Task objective
Repeat the entries shown below with every word and mark intact.

══ Material provided

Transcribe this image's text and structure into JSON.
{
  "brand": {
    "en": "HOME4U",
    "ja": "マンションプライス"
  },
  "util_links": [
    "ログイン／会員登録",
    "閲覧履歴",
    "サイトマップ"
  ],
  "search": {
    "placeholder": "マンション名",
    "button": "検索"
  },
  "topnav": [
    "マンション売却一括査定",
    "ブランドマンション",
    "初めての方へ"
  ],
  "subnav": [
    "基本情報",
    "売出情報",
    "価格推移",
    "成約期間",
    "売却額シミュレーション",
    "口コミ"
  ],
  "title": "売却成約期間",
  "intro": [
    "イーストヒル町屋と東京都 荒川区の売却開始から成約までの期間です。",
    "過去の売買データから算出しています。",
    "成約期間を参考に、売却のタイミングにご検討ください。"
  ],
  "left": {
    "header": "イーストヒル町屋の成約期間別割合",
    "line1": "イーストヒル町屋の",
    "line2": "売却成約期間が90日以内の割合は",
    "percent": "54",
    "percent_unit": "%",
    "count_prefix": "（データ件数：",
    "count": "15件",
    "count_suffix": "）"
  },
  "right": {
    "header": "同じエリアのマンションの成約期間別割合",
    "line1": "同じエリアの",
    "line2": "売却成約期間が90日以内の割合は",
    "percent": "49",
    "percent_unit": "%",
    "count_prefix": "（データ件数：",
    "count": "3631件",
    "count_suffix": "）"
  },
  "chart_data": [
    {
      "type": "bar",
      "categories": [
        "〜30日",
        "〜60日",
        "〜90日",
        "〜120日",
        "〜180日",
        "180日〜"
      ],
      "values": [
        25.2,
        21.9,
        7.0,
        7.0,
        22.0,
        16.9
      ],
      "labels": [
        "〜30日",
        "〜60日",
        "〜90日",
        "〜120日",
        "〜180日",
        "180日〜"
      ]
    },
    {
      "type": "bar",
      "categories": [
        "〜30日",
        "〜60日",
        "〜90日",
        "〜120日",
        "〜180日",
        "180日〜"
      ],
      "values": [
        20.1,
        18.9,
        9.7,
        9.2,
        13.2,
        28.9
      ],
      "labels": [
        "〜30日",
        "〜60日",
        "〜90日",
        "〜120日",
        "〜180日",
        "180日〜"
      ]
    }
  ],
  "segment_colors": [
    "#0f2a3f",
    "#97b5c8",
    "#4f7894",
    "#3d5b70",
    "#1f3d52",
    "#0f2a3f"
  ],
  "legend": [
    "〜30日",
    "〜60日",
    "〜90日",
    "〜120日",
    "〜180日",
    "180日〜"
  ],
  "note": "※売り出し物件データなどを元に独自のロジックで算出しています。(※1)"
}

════

Response for this exercise
Transcribe this image's text and structure into JSON.
{
  "brand": {
    "en": "HOME4U",
    "ja": "マンションプライス"
  },
  "util_links": [
    "ログイン／会員登録",
    "閲覧履歴",
    "サイトマップ"
  ],
  "search": {
    "placeholder": "マンション名",
    "button": "検索"
  },
  "topnav": [
    "マンション売却一括査定",
    "ブランドマンション",
    "初めての方へ"
  ],
  "subnav": [
    "基本情報",
    "売出情報",
    "価格推移",
    "成約期間",
    "売却額シミュレーション",
    "口コミ"
  ],
  "title": "売却成約期間",
  "intro": [
    "イーストヒル町屋と東京都 荒川区の売却開始から成約までの期間です。",
    "過去の売買データから算出しています。",
    "成約期間を参考に、売却のタイミングにご検討ください。"
  ],
  "left": {
    "header": "イーストヒル町屋の成約期間別割合",
    "line1": "イーストヒル町屋の",
    "line2": "売却成約期間が90日以内の割合は",
    "percent": "54",
    "percent_unit": "%",
    "count_prefix": "（データ件数：",
    "count": "15件",
    "count_suffix": "）"
  },
  "right": {
    "header": "同じエリアのマンションの成約期間別割合",
    "line1": "同じエリアの",
    "line2": "売却成約期間が90日以内の割合は",
    "percent": "49",
    "percent_unit": "%",
    "count_prefix": "（データ件数：",
    "count": "3631件",
    "count_suffix": "）"
  },
  "chart_data": [
    {
      "type": "bar",
      "categories": [
        "〜30日",
        "〜60日",
        "〜90日",
        "〜120日",
        "〜180日",
        "180日〜"
      ],
      "values": [
        25.2,
        21.9,
        7.0,
        7.0,
        22.0,
        16.9
      ],
      "labels": [
        "〜30日",
        "〜60日",
        "〜90日",
        "〜120日",
        "〜180日",
        "180日〜"
      ]
    },
    {
      "type": "bar",
      "categories": [
        "〜30日",
        "〜60日",
        "〜90日",
        "〜120日",
        "〜180日",
        "180日〜"
      ],
      "values": [
        20.1,
        18.9,
        9.7,
        9.2,
        13.2,
        28.9
      ],
      "labels": [
        "〜30日",
        "〜60日",
        "〜90日",
        "〜120日",
        "〜180日",
        "180日〜"
      ]
    }
  ],
  "segment_colors": [
    "#0f2a3f",
    "#97b5c8",
    "#4f7894",
    "#3d5b70",
    "#1f3d52",
    "#0f2a3f"
  ],
  "legend": [
    "〜30日",
    "〜60日",
    "〜90日",
    "〜120日",
    "〜180日",
    "180日〜"
  ],
  "note": "※売り出し物件データなどを元に独自のロジックで算出しています。(※1)"
}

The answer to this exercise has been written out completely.